WASHINGTON (Reuters) - The U.S. Treasury Department on Thursday targeted the assets of Griselda Lopez Perez, second wife of fugitive drug baron Joaquin "Shorty" Guzman, stepping up pressure on the family of Mexico's most-wanted man who escaped from prison more than 11 years ago.
The action, which freezes any assets that she has under U.S. jurisdiction and bans U.S. citizens or firms from doing business with her, is the third such designation by the United States in five months of Guzman family members.

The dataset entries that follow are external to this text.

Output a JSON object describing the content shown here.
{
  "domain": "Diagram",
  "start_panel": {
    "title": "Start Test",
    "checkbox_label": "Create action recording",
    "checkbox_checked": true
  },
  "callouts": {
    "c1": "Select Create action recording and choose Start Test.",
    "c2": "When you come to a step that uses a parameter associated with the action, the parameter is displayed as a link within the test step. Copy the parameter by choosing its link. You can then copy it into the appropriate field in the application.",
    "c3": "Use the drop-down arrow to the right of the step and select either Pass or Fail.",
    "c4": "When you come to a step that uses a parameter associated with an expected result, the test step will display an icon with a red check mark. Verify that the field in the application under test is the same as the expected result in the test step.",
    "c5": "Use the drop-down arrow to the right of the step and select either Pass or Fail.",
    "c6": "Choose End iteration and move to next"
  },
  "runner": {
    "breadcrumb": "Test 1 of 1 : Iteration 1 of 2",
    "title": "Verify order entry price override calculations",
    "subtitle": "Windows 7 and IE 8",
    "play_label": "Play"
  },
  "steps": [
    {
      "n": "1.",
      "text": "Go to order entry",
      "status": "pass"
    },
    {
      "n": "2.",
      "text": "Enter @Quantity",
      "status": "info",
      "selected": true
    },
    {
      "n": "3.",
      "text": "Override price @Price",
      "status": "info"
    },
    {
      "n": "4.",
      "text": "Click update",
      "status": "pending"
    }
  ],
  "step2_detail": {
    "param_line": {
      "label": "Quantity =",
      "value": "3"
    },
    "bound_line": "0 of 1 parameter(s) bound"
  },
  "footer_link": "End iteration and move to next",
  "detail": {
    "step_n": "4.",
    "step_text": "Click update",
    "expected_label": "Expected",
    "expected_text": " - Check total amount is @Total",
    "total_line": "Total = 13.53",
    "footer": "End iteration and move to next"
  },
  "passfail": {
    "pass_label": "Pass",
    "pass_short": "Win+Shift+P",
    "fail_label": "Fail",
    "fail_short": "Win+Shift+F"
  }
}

"This action builds on Treasury's aggressive efforts, alongside its law enforcement partners, to target individuals who facilitate ... Guzman's drug-trafficking operations," Treasury's Adam Szubin said in a statement.
Guzman, also know at El Chapo, is head of the Sinaloa drug cartel, Mexico's largest drug-smuggling network. He escaped from a maximum-security prison in a laundry cart in 2001 and has eluded government efforts to recapture him.
Lopez, Guzman's second ex-wife, was detained in Mexico on unspecified charges in May 2010 for less than a day and then released. It is believed several of Guzman's businesses and assets are still in her name.
She had five children with Guzman, one of whom worked for the Sinaloa cartel and was killed by drug rivals. She and Guzman married twice. He later married a third woman, and last year fathered twins with a girlfriend. Guzman has around a dozen children.
(Reporting by Alister Bull; Editing by Will Dunham)